When most people think of slavery, they imagine vast plantations, cotton, and pained bodies of people sweating under the sting of a summer sun. Slavery and Freedom examines another side of this tangled history, moving from fields into bustling urban centers, revealing the complex lives of slaves and their owners who brushed elbows under the same roof. This book and accompanying exhibition builds off the stories of the enslaved members of two famous southern homes (now two historic museums) in order to paint a broader portrait of urban slavery across 300 years of Savannah history.
A landmark project in Telfair Museums’ ongoing mission to fully preserve and reinterpret the Owens-Thomas House, Slavery and Freedom began with a three-day symposium in2011, featuring lectures and discussions with scholars of U.S. and African American History. Before this project, slavery was virtually absent from discussions of Savannah’s history and culture, especially in the case of museum interpretations. This gap is why Telfair Museums initiated this project, to bring this story to the community in a way that would be true and resonant, and reach the widest possible audience.

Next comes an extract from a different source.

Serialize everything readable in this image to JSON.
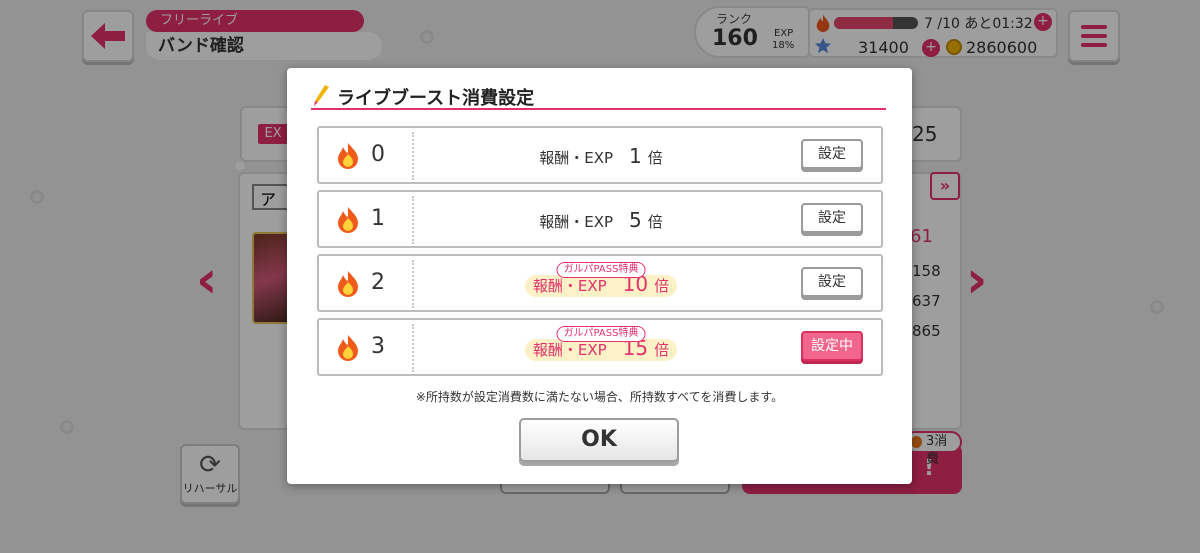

The Slavery and Freedom in Savannah symposium, book, and exhibition is the first attempt to explore and interpret this narrative through a Southern lens. This story covers three centuries of life in Georgia, bridging the same 300 years of American culture that inspires the art of Telfair’s permanent collection. This overlap creates a new dialogue between the museums’ gallery walls and the African American experience, building a fresh and unique appreciation for both.